CT, In your opinion from your experience as a coach what is the a minimum amount of work that can be done to maintain the muscle one has and make slow progress?
I am for the most part happy with where I am but, am finding it harder to get my weekly sessions in due to my work schedule. What would be a good split/routine for someone who would be happy maintaining and making steady progress who can train 3-4x a week (it varies due to work).
It’s an odd question and I don’t really know how to answer it.
First of all you are not clear about what you ask. “Maintaining” and “making slow progress” are two completely different things. They are not even remotely similar.
Most people who train HARD will gain around 5-7lbs of muscle mass (not weight) in a year once they are passed the beginner stage, this is not “fast” progress but it is typical and require a lot of hard work to accom0lish. Even fast progress would be considered “slow progress by most!”. Even training to gain a solid 3lbs of muscle in a year require a good level of effort. Training to add 3-5lbs of muscle in a year will require a lot more work than just maintaining exactly what you have.
Maintaining muscle is actually fairly easy but it is at least as much about nutrition as it is about training.
For training I would say about 5-6 work sets per muscle per week would be enough to maintain muscle mass provided that the intensity level is high enough.
There are even some examples of people maintaining muscle and even gaining some with something like Mentzer’s consolidation routine which was basically 2 training sessions per week for about 2-3 sets per muscle group.
Some general points:
It’s easier to maintain muscle when your nutrients intake is higher. Take dieting bodybuilders for example. Even with a high level of training they often lose muscle when dieting down
the higher quality if your food, the easier it is to maintain muscle mass
the harder you train (as in working hard on your work sets, not as in doing lots of sets) the easier it is to maintain muscle mass
you can maintain muscle mass while looking worse, even if you don’t gain much fat. Training tends to shift water inside the muscle while doing nothing tends to shift it outside (which will make you look smaller and fatter). Training increases glycogen storage in the muscles. Training increases muscle tone making the muscles look harder. So your visual appearance needs more work to be maintained than what is needed to simply keep your muscle mass.
the more lifting experience you have and the more progressive/gradual your gains where, the easier it is to maintain them
the more physically active you are in your life, the easier it is to maintain your muscle
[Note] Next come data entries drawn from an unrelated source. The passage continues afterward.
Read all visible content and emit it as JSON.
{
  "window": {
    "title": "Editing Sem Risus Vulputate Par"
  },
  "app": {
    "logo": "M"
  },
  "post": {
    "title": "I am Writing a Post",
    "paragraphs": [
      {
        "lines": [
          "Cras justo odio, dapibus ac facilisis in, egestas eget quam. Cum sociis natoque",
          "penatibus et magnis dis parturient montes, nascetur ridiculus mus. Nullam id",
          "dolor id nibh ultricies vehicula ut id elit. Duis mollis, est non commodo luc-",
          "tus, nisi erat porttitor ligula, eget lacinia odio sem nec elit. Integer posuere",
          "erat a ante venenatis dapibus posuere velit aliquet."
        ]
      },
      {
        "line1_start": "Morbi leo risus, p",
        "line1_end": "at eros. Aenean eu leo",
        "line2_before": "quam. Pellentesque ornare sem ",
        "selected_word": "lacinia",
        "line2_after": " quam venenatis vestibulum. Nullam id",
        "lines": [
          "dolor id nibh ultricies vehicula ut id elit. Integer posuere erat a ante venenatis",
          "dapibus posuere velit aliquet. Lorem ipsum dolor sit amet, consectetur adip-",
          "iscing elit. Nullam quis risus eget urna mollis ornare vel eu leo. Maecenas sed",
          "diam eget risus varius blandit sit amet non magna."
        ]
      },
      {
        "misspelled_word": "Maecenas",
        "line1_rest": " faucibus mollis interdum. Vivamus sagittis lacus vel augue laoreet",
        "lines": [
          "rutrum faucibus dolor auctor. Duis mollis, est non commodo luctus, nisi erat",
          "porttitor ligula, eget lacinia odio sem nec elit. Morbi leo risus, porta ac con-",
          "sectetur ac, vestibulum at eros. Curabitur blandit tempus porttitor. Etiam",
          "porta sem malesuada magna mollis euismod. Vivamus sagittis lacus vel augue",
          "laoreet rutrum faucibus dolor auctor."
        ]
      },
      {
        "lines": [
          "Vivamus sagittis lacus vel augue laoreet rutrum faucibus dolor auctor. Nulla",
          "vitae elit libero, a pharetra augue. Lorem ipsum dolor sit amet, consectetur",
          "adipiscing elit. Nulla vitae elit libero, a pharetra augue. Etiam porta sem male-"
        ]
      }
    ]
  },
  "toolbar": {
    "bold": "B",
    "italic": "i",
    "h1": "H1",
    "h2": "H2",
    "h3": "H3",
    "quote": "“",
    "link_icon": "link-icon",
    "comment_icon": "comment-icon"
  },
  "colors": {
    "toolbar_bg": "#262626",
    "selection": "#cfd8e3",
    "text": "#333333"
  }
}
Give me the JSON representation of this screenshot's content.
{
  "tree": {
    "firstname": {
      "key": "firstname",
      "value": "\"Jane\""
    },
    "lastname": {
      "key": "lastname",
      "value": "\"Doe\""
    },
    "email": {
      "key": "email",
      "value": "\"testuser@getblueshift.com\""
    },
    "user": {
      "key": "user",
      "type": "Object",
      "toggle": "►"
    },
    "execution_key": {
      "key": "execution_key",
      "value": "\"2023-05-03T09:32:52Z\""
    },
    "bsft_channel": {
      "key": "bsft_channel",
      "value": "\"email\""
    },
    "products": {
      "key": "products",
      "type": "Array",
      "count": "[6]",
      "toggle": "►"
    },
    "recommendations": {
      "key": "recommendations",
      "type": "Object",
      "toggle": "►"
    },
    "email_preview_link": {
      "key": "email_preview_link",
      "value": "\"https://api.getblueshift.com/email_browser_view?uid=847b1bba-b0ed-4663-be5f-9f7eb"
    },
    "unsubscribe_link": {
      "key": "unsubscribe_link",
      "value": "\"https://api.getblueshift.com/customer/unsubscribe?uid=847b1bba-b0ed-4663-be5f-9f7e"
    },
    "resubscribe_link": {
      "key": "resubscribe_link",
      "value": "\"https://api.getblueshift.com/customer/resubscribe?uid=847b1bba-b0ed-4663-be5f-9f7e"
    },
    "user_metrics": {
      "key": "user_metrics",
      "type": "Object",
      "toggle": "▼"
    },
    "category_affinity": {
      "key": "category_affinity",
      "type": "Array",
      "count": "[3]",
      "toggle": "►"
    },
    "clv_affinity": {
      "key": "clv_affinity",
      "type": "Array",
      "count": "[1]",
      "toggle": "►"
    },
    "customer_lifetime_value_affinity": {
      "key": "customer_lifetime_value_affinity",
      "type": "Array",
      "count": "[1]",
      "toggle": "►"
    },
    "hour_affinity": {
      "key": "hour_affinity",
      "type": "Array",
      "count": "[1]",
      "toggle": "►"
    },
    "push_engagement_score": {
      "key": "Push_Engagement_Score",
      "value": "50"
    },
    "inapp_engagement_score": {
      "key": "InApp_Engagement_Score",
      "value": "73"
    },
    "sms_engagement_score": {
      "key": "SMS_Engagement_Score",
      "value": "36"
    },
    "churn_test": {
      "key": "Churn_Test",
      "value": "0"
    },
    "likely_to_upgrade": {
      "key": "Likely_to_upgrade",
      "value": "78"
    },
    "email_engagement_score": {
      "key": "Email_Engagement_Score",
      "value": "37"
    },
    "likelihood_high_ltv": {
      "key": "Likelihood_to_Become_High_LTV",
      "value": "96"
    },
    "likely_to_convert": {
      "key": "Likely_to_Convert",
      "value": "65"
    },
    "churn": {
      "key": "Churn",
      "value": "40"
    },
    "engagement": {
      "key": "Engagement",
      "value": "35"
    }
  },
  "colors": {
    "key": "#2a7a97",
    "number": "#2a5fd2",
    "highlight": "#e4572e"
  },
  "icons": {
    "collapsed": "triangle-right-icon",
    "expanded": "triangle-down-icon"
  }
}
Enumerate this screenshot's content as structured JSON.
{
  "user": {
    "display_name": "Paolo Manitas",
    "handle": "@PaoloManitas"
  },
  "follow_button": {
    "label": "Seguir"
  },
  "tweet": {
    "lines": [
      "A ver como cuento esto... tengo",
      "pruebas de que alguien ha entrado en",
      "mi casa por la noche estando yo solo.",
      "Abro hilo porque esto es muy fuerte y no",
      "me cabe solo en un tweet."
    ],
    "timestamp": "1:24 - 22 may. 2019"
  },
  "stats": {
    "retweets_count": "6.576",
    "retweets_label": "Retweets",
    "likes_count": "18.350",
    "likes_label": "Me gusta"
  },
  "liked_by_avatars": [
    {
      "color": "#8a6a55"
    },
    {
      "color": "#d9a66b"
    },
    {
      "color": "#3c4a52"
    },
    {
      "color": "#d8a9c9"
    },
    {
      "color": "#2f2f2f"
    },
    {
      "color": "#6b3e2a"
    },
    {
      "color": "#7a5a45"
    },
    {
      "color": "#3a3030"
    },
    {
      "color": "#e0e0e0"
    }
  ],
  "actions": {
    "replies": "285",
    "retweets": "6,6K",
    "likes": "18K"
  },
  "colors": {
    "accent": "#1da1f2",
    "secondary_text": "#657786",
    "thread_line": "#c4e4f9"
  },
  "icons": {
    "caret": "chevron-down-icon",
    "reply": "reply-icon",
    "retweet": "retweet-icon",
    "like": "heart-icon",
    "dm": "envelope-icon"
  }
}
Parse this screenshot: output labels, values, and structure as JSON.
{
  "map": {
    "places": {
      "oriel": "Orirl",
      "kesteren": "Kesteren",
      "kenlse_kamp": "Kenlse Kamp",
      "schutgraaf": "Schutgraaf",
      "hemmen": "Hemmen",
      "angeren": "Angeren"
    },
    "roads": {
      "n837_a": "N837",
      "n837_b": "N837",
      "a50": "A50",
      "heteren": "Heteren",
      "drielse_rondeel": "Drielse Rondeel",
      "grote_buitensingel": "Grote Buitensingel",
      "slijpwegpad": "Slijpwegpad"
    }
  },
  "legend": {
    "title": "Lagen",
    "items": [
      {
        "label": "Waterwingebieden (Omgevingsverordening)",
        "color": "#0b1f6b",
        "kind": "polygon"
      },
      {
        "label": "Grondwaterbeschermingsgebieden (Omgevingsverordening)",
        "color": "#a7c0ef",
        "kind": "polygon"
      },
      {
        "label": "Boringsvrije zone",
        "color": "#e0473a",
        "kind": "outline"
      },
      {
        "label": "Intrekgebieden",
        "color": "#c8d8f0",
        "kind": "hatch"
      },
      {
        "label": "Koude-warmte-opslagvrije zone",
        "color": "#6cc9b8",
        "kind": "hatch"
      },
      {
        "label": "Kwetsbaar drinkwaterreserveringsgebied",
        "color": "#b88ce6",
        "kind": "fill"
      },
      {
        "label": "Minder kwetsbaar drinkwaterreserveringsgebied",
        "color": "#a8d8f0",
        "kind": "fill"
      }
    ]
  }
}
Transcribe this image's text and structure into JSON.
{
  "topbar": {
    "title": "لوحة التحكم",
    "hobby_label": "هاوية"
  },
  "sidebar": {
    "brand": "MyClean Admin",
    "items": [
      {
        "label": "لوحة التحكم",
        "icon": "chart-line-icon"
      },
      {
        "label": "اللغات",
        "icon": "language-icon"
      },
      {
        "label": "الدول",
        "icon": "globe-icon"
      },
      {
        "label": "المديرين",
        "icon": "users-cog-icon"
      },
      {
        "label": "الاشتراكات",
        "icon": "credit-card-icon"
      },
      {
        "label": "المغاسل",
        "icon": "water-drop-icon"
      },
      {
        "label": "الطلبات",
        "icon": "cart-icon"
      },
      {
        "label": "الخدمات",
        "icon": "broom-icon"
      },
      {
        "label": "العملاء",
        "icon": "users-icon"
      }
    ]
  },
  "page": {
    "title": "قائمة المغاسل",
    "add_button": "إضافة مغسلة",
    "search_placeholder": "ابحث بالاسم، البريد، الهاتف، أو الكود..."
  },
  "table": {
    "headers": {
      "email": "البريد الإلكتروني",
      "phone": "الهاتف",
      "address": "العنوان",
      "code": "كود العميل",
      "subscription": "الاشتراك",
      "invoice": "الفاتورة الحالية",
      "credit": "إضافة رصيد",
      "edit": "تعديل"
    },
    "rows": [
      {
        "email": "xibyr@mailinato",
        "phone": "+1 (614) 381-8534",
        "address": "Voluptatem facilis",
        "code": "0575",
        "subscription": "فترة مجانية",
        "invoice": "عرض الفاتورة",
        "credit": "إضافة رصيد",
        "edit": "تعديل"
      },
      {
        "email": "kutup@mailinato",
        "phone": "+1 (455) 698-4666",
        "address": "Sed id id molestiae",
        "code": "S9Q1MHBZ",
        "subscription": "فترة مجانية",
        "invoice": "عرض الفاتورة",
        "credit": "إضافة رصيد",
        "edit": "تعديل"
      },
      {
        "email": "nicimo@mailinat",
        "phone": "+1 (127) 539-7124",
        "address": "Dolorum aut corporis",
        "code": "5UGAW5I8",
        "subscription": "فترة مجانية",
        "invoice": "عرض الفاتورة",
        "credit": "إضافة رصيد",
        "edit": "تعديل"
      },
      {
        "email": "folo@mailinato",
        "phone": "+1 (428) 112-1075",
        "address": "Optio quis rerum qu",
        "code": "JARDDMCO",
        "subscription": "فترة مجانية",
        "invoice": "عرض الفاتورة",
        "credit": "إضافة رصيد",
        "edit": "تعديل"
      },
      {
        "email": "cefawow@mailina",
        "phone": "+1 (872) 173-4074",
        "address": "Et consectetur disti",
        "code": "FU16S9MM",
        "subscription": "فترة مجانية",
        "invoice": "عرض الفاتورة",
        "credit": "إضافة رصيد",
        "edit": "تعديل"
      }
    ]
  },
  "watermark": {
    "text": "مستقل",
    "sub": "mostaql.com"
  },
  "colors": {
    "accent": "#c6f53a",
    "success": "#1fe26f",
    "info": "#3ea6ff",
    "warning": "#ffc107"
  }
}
the LESS stressful your life it, the easier it is to maintain your muscle mass
It’s easier to maintain muscle with a higher frequency/lower volume than a high volume/lower frequency approach